## [EXERCISE PROMPT]
Note each line in the data below that holds "JSON", and copy it.

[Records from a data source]
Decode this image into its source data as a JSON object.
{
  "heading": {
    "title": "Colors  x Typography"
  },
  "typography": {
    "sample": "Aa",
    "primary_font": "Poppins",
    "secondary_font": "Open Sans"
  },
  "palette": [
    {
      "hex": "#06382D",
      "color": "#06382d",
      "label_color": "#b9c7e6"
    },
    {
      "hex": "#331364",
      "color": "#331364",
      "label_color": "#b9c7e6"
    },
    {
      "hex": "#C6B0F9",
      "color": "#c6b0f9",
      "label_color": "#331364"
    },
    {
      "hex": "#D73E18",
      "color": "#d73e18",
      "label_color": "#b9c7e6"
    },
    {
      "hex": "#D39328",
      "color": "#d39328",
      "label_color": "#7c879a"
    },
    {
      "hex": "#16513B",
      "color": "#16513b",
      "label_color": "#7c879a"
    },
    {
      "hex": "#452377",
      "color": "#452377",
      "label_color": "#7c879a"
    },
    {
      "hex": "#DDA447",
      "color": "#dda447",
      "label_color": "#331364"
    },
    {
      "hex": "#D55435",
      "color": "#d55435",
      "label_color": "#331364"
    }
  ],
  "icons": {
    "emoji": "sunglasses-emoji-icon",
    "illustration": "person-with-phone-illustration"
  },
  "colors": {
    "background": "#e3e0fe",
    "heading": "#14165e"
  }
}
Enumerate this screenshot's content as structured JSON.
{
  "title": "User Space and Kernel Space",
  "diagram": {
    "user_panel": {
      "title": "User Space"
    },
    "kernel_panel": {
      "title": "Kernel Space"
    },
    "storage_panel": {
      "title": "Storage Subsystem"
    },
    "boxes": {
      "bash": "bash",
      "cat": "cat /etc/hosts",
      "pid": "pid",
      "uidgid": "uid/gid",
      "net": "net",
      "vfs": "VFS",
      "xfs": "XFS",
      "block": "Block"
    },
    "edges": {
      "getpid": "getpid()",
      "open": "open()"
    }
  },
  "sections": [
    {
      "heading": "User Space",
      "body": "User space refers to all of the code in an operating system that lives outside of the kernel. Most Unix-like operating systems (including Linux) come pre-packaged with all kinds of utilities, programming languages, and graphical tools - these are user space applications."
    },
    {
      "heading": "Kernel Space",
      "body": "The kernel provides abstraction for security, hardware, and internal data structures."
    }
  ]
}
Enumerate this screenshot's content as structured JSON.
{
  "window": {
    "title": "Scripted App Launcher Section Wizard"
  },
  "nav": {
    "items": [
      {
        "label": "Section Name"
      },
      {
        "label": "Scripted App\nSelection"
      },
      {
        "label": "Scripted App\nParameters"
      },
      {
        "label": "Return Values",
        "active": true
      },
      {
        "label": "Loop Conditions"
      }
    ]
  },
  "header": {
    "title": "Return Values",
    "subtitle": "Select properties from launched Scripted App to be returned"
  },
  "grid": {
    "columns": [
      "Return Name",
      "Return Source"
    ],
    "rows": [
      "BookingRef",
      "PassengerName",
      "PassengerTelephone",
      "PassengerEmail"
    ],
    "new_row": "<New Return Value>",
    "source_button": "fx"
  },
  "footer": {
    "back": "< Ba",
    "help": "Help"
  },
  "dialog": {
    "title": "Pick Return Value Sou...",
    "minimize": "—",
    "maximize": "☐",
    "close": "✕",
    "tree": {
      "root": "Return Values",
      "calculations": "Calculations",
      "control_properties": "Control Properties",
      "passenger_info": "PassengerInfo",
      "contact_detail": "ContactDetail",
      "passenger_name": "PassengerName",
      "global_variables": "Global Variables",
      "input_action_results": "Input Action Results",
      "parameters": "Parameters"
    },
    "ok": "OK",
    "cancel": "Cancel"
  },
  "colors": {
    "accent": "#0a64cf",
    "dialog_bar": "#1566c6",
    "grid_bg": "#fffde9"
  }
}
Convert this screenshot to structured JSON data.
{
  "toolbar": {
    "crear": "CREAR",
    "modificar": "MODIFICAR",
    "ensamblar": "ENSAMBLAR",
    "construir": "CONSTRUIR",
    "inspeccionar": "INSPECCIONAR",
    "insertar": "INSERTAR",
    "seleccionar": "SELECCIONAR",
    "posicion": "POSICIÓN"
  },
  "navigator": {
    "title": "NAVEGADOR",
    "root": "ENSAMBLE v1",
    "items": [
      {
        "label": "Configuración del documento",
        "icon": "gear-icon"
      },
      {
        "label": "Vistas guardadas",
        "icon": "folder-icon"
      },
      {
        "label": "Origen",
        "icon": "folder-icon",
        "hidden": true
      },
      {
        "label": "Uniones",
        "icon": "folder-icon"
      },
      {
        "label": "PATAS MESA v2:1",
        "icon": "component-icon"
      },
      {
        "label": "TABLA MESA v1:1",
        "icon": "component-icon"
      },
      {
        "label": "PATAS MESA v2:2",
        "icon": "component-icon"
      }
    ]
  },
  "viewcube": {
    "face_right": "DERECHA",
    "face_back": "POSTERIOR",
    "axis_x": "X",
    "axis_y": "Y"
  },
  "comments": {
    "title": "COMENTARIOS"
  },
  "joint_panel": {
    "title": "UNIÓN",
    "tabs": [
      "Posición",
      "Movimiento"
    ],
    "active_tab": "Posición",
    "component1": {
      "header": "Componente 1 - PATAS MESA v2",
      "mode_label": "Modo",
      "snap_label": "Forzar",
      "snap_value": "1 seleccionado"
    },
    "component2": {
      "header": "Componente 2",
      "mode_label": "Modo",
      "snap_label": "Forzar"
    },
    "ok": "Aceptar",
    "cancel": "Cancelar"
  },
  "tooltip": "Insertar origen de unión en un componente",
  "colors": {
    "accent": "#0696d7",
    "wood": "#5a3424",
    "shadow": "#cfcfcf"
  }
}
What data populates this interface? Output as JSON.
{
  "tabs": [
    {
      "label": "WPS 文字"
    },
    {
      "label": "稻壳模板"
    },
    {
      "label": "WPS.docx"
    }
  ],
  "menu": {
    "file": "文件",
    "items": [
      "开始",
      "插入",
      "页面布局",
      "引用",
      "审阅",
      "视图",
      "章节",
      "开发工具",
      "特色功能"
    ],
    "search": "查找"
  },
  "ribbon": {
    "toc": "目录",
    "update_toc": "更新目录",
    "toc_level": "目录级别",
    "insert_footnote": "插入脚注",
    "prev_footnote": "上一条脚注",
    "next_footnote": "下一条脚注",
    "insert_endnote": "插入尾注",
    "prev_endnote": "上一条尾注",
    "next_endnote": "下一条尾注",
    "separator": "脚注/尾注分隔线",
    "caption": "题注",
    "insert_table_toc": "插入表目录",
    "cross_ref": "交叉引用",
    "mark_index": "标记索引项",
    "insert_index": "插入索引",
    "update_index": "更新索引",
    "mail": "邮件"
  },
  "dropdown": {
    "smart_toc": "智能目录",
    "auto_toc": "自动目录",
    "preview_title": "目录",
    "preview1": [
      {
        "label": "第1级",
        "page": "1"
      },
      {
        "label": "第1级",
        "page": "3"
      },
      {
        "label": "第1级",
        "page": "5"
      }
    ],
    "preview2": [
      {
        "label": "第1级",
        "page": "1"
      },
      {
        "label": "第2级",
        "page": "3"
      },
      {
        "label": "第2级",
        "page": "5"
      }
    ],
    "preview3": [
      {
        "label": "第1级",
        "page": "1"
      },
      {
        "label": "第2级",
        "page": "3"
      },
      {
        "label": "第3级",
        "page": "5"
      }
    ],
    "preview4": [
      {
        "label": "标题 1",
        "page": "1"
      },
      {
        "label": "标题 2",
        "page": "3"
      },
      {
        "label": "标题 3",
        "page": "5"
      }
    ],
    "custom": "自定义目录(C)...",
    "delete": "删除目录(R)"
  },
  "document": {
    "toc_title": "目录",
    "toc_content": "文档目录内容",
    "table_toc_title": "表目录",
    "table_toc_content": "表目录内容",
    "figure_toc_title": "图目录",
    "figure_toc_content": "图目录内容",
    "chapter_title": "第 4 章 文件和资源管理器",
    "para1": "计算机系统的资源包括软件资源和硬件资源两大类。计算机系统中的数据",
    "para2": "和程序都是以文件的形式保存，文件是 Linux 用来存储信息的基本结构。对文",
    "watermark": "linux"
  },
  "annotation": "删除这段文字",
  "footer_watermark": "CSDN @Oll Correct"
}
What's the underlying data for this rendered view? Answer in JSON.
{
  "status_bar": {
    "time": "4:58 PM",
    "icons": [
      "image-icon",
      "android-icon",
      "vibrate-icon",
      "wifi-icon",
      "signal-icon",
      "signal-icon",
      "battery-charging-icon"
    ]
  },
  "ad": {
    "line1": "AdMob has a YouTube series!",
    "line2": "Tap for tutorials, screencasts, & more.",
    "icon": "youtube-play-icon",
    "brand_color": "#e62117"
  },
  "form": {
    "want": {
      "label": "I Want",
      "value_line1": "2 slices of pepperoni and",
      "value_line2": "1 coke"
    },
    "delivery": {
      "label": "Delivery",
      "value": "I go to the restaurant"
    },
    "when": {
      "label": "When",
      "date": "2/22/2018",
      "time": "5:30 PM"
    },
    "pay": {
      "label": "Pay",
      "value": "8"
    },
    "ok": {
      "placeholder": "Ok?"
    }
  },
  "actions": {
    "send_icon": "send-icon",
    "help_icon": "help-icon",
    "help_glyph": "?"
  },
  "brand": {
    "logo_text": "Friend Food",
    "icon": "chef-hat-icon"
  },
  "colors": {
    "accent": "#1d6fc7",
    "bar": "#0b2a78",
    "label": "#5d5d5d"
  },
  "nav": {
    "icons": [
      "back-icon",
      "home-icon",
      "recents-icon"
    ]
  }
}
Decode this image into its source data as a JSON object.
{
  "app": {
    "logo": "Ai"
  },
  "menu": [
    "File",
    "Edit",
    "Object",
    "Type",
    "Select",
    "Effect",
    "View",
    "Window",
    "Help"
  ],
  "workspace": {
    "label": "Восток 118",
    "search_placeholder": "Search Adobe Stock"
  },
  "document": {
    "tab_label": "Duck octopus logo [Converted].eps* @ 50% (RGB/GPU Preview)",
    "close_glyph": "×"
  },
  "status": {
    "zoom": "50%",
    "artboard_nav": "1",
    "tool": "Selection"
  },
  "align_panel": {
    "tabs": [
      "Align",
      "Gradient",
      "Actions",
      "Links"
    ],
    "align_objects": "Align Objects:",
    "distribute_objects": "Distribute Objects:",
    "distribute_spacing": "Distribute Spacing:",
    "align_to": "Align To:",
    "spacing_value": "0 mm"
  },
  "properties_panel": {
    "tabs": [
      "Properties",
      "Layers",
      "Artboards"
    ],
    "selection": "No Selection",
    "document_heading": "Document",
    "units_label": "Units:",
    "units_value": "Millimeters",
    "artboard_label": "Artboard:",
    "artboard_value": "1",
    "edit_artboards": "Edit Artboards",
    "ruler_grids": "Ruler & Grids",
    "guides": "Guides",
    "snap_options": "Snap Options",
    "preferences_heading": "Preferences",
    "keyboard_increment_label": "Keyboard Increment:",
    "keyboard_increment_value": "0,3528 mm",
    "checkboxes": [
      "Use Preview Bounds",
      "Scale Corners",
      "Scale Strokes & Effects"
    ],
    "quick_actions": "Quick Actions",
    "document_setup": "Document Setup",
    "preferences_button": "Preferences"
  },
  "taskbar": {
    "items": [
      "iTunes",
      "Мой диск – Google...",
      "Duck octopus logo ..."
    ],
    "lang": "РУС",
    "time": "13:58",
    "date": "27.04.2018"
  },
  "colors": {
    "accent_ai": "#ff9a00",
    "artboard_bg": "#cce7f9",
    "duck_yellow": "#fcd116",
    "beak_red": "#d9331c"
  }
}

## [WRITTEN ANSWER]
Decode this image into its source data as a JSON object.
Enumerate this screenshot's content as structured JSON.
Enumerate this screenshot's content as structured JSON.
Convert this screenshot to structured JSON data.
What data populates this interface? Output as JSON.
What's the underlying data for this rendered view? Answer in JSON.
Decode this image into its source data as a JSON object.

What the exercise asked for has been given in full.